Al Qaeda forms volatile 1,000-km chain from Baghdad to Damascus
Israel’s Chief of Staff Lt. Gen. Benny Gantz rated war as a “low risk” for the foreseeable future, but credited the risk of escalation as “very high,” in a lecture he delivered Monday, March 11 at the Herzliya Interdisciplinary Institute for policy and strategy. “Almost every week, some incident occurs that could drag the region into a conflagration,” he warned.
debkafile’s military sources: Gen. Gantz’s distinction between “war” and “conflagration” stems from the differentiation Israel’s senior policy-making and military circles have begun making of late to support a misconception that a full-blown war is no longer on the cards at present. They support this rationale by arguing that full-scale war can only be fought by large regular armies, while a “conflagration” or “escalation” entails smaller units and less terrain.

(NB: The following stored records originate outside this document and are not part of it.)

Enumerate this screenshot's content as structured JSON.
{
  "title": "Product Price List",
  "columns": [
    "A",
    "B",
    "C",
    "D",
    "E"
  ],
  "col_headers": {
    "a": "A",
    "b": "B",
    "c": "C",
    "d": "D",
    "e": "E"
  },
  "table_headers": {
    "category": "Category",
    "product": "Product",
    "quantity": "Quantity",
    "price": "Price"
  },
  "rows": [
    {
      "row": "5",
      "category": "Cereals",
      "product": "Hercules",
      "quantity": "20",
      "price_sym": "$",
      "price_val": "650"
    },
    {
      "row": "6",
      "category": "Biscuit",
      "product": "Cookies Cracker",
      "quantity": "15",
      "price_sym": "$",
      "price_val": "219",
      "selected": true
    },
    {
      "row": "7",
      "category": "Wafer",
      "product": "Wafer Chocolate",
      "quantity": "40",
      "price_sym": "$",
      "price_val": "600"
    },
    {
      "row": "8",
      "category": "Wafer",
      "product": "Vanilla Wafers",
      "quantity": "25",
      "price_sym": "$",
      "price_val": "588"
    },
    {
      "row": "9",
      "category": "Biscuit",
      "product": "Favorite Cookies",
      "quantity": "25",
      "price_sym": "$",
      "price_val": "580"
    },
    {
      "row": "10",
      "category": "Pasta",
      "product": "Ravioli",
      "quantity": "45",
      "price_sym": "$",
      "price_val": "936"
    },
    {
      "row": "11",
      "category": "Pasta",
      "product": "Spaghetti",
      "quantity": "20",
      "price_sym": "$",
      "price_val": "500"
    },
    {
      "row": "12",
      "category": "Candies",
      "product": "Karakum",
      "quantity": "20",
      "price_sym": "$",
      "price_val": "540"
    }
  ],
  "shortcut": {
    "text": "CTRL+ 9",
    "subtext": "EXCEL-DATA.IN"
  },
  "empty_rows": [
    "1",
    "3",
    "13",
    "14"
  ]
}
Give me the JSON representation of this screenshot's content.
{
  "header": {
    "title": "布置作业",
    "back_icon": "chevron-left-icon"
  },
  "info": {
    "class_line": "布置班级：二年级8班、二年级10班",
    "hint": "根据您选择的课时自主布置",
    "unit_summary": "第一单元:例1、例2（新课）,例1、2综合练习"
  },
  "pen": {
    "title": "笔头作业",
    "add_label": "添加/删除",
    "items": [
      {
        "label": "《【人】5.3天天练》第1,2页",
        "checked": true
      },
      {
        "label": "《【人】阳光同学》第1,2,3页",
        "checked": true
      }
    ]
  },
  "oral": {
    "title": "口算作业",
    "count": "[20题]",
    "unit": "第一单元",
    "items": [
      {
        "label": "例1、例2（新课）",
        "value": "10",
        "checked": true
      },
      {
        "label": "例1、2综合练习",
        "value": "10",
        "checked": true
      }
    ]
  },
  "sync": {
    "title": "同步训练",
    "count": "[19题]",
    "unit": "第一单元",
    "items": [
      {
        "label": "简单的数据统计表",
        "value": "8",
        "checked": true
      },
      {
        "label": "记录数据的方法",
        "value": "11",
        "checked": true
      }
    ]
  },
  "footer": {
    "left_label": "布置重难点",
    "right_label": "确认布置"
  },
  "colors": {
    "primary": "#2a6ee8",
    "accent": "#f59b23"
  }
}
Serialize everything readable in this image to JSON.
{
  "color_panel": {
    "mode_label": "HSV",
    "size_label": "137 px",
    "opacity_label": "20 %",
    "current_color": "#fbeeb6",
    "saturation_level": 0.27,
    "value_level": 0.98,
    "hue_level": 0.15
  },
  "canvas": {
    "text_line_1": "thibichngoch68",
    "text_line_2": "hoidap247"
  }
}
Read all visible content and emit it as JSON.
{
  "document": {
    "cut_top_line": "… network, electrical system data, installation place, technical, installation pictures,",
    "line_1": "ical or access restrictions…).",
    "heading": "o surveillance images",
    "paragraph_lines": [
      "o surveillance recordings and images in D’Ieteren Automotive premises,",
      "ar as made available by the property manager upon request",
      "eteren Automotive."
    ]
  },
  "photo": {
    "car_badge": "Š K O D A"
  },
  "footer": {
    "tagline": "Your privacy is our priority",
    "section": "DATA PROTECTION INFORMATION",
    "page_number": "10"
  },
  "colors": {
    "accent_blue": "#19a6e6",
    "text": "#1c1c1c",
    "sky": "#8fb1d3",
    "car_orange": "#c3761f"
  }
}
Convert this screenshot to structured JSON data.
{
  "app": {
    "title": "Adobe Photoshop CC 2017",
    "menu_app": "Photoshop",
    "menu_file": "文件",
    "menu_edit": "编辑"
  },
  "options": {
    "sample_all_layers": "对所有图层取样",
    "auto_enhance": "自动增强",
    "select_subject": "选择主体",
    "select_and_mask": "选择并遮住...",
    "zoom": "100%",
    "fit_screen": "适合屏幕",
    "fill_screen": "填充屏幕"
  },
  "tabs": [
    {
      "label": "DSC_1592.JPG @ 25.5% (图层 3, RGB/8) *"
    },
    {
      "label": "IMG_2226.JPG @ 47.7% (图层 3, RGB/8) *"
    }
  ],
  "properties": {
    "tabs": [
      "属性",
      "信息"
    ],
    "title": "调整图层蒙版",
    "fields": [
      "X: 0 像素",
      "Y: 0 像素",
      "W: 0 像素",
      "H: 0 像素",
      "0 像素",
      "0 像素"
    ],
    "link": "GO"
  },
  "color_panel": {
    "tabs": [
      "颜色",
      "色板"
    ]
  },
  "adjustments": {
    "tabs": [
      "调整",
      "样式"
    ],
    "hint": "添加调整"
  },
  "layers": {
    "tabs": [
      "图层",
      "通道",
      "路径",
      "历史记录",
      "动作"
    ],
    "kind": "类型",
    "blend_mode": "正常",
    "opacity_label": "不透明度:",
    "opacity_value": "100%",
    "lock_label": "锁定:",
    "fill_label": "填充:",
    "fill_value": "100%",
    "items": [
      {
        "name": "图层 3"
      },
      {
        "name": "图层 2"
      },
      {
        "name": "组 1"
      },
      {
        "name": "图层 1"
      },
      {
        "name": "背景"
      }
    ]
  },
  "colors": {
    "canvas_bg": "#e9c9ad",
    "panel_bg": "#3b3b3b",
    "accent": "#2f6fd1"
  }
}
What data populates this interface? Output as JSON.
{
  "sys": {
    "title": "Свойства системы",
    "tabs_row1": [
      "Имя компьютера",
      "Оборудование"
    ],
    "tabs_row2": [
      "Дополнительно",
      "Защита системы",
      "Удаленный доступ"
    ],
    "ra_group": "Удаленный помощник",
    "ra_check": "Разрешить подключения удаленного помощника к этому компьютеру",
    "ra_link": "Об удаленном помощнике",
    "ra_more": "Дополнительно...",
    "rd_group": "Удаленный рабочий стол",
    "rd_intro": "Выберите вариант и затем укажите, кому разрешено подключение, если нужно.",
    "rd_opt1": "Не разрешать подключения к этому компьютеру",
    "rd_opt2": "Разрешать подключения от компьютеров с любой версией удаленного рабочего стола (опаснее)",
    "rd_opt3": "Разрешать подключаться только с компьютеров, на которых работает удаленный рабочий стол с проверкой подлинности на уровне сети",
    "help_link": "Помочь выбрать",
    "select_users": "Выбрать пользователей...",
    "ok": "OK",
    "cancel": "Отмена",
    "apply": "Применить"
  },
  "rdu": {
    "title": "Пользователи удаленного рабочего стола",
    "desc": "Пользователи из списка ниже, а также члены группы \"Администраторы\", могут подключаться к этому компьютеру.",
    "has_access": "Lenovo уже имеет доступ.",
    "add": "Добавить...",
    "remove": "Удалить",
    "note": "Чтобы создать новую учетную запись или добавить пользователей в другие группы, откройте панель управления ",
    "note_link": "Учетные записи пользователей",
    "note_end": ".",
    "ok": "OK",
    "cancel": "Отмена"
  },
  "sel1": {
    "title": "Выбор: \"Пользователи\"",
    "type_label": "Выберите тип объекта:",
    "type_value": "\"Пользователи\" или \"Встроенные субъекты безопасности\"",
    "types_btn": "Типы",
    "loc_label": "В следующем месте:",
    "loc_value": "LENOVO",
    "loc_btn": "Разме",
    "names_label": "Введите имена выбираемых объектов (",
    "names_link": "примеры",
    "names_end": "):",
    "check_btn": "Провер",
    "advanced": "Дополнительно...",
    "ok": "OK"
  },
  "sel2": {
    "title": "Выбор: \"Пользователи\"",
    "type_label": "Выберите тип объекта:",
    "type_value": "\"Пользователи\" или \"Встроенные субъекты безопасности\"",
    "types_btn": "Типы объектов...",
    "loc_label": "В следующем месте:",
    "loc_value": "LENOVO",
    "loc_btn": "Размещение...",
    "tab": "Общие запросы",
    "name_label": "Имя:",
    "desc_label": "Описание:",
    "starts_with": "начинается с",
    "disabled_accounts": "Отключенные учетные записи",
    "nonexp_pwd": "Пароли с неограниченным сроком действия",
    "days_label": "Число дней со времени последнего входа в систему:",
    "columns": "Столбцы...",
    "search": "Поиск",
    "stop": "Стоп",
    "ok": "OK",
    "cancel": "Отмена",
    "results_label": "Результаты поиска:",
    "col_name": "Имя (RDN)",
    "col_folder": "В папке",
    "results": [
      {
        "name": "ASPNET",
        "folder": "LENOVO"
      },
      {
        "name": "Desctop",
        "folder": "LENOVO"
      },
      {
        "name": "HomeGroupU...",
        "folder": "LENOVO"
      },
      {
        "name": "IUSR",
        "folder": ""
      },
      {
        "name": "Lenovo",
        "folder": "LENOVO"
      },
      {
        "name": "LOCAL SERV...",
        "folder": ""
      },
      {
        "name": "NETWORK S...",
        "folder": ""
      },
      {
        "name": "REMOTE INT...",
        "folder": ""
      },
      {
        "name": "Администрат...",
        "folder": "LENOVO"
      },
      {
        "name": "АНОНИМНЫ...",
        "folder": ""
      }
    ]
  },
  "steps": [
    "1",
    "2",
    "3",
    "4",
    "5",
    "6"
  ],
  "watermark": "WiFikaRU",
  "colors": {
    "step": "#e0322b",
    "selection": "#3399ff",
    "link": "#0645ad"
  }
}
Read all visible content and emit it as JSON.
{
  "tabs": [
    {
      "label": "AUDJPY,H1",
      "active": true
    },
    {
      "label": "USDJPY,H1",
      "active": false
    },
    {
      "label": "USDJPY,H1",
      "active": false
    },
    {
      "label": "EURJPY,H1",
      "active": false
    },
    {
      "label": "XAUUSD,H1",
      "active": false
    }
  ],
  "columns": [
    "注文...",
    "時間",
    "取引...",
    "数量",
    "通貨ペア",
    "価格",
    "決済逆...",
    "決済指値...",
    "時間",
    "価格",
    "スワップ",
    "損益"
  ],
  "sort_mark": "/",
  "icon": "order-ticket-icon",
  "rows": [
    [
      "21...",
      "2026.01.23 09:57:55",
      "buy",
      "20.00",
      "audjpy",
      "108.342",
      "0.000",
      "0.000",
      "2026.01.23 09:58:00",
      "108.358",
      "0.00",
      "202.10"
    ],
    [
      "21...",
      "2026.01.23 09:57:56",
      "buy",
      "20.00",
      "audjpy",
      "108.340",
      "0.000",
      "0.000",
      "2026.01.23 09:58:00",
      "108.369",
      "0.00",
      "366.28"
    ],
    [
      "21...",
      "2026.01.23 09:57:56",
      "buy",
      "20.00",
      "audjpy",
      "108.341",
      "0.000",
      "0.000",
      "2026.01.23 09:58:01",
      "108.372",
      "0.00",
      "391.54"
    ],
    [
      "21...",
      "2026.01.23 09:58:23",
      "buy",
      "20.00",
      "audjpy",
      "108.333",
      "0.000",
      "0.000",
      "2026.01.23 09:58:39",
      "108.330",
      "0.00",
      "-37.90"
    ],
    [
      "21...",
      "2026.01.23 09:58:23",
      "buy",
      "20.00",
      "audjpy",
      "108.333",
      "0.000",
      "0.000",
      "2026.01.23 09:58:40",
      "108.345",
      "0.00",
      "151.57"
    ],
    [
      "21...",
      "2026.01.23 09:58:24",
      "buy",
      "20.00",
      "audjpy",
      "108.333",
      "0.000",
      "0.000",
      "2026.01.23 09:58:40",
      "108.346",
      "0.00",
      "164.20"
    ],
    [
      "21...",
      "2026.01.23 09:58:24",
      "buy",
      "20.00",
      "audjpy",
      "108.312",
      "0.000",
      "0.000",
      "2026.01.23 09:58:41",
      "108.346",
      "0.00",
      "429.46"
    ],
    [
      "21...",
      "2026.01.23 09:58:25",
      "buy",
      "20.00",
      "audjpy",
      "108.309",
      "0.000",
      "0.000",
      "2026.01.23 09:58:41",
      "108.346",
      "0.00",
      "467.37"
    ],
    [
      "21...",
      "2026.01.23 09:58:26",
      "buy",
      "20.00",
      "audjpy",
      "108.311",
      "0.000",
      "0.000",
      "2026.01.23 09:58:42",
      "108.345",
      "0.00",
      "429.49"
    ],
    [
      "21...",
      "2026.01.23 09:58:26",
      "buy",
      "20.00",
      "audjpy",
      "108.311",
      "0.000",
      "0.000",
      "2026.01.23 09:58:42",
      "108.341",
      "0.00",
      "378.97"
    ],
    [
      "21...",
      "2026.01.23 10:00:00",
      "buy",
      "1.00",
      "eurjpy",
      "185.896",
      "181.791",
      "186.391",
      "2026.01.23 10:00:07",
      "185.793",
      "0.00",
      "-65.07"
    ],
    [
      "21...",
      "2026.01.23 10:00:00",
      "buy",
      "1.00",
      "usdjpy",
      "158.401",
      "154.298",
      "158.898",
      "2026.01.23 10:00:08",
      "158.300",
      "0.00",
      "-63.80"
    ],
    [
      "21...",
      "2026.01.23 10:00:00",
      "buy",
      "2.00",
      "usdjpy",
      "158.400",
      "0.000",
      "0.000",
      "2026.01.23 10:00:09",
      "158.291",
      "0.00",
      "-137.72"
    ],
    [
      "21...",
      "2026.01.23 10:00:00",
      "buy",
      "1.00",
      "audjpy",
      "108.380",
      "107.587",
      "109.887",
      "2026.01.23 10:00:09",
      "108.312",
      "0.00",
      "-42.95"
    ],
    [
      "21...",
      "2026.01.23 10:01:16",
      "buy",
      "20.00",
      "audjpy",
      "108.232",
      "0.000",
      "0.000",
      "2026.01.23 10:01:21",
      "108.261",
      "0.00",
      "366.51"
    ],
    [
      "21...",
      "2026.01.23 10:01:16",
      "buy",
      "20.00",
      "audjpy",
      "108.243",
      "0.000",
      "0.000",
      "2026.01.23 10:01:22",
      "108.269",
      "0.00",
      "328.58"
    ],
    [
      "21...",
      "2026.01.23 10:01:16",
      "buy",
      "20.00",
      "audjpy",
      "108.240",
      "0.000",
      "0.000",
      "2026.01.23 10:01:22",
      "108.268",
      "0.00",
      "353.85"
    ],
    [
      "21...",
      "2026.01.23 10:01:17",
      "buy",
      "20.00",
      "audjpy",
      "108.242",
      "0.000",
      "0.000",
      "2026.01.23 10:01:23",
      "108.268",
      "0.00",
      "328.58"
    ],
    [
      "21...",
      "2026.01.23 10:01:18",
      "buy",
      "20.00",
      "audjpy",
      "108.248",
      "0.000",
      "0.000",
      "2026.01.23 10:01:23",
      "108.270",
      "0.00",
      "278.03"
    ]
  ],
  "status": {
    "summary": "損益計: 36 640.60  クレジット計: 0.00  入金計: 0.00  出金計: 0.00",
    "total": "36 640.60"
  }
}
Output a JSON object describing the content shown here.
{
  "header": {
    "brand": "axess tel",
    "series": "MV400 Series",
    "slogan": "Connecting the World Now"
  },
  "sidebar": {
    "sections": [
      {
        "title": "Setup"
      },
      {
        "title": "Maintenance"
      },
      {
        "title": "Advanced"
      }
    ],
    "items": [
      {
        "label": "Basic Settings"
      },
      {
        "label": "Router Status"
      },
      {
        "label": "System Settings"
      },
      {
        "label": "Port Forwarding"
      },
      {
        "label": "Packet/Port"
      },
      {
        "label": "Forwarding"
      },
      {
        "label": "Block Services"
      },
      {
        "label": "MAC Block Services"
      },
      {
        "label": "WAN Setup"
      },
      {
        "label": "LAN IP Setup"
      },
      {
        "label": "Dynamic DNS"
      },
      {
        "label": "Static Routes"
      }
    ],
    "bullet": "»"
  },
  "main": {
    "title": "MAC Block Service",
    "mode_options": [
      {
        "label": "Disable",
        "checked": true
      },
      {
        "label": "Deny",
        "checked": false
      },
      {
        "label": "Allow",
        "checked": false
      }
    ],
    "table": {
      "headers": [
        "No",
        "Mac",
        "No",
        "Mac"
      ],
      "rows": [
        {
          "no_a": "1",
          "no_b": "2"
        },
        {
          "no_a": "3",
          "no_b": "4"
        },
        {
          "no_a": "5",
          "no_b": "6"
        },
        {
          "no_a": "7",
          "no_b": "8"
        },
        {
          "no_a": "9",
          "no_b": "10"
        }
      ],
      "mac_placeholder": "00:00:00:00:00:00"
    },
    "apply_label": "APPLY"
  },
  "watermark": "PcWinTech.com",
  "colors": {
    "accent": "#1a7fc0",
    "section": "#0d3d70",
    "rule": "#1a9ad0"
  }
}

The Egyptian army, which would be the key to a major conflict, is held up in this regard as being in no state to go to war, given their country’s disastrous political and economic plight. The generals, according to this theory, wouldl take into account the low state of their units and lack of logistical preparedness and simply decline to issue any order to embark on war against Israel.
So when Gantz talked about a conflagration, he was thinking in terms of the Islamist militias in Syria, Hizballah in Lebanon and the Salafists allied with al Qaeda cells in Sinai – none of which are capable of launching war on the classical dimensions of the past.
What this kind of thinking omits to take into account is that, while the regular Arab national armies which attacked Israel in the past are indeed crumbling, the militias in their countries are mushrooming dangerously. They are bursting out of their national boundaries, nourished with arms, manpower and funding from distant sources in and beyond the Middle East.
debkafile’s military sources point to the example of the Syrian army’s 17th Reserve Division, whose recent defeat in the battle for the Euphrates River in eastern Syria established a regional landmark. It removed the last gap in the 1,000-kilometer long chain of command formed by Islamist forces identified or associated with al Qaeda, which now runs contiguously from the northern outskirts of Baghdad to the eastern fringes of Damascus. The Syrian Golan, since it fell to the Islamist militias fighting with Syrian rebels, forms part of that chain. The Battle for the Euphrates was a landmark event in that it opened the way for al Qaeda to conduct itself as a transnational force in combat. And indeed, in a recent encounter, al Qaeda in Iraq claimed victory over Syrian military units which, having crossed the border into that country, lost the battle at the cost of 48 soldiers and 9 agents dead.
Therefore, any “conflagration” in Syria, for instance, could quickly spread to Lebanon, Iraq or the Golan; and a violent incident in Egypt may emanate from or spill over into Libya, Israel or Algeria.
This eventuality was intimated in another part of the Gantz lecture: “The only permanent factor we are seeing in the last two years is that nothing is permanent. Egypt, too, which underwent a revolutionary process, has not achieved permanence; old and familiar arenas are changing and are being replaced by newer, weightier, ones,” said the chief of staff. “The threats have not gone, only assumed new shapes and when we encounter them in the future, will demand of us enhanced strength.”
Gantz went on to say: “True, we aren’t preparing to fight a regular army, but when next challenged, we shall still have to crawl through the burrows of Gaza and reach every building in Judea and Samaria.”
The general omitted reference to Iran. This may have been because a nuclear Iran represents the prospect of all-out war with a national army and is therefore the exception to the theory embodied in his lecture.
Regarding Syria, he said: “The situation in Syria has become exceptionally dangerous and unstable. Although the probability of a conventional war against the Syrian army is low, the terrorist organizations fighting Assad may next set their sights on us. The Syrian army’s tremendous strategic resources may well fall into terrorist hands.”